<!––>ERP upgrades are a fact of life. According to a study conducted last year, 73% of Oracle customers upgrade to stay supported. Only 2% claimed that their decision to upgrade was due to ‘competitive pressure’.
So yes, ERP upgrades can be necessary, but should they really be dominating the corporate agenda?
This question struck me while visiting several manufacturing and logistics companies. Almost every company was obsessed with the next ERP upgrade and the new reporting features and functionality that would soon be available.
Their preoccupation was understandable: ERP upgrades are challenging. However improved automation of existing processes and ever-more-detailed reports are hardly a competitive differentiator.
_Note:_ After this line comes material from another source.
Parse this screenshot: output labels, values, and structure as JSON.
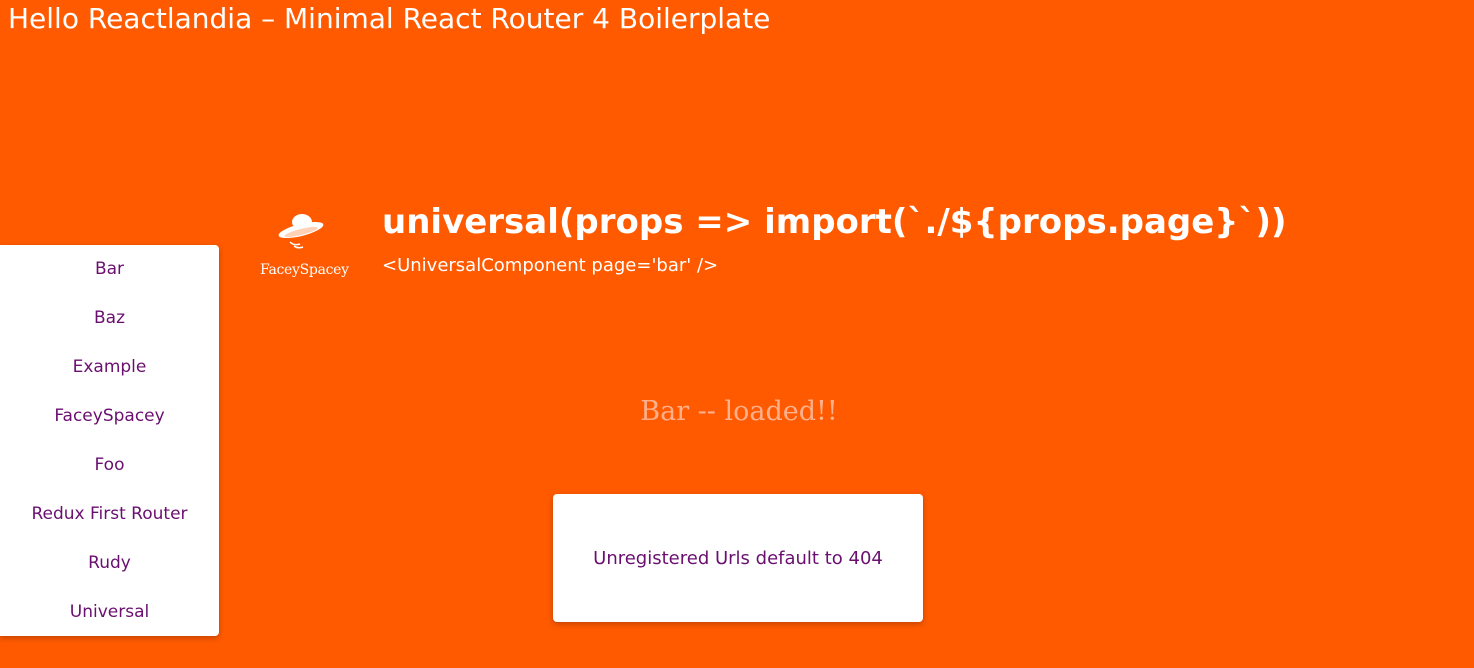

The idea – or hope – is that all that historical data will, somehow, result in more profitable supply chain decisions. Exactly how this will be accomplished remains something of a mystery.
There is a real gap between possessing huge quantities of accurate data, and the ability to use that data to make significant improvements to the bottom line. As my last post indicated, the next big thing is supply chain planning and optimization (SCP&O) – a mature technology that sits on top of ERP systems and uses the data those systems generate to arrive at optimized supply chain decisions.
SCP&O is about a real shift in focus from the past to the future. Instead of focusing on historical data, SCP&O gives you the business control you need to make optimized decisions and achieve your KPIs.
Of course ERP systems remain fundamental. They provide the accurate data that SCP&O systems need to support better, more profitable supply chain decisions. Another driver behind the increasing reliance on SCP&O that we’ve witnessed over the past decade has been a growing appreciation of the importance of collaboration.
Collaboration helps avoid unfortunate situations where managers pursue local optima to the detriment of the supply chain as a whole. And, of course, the more you collaborate, the easier it is to look at the big picture and optimize across multiple, interdependent operations.
Getting the most out of your next ERP investment will require a change of focus. Historical data is simply a means to an end. That end is the optimized decisions that SCP&O enables.
The missing piece of the profit economy isn’t ERP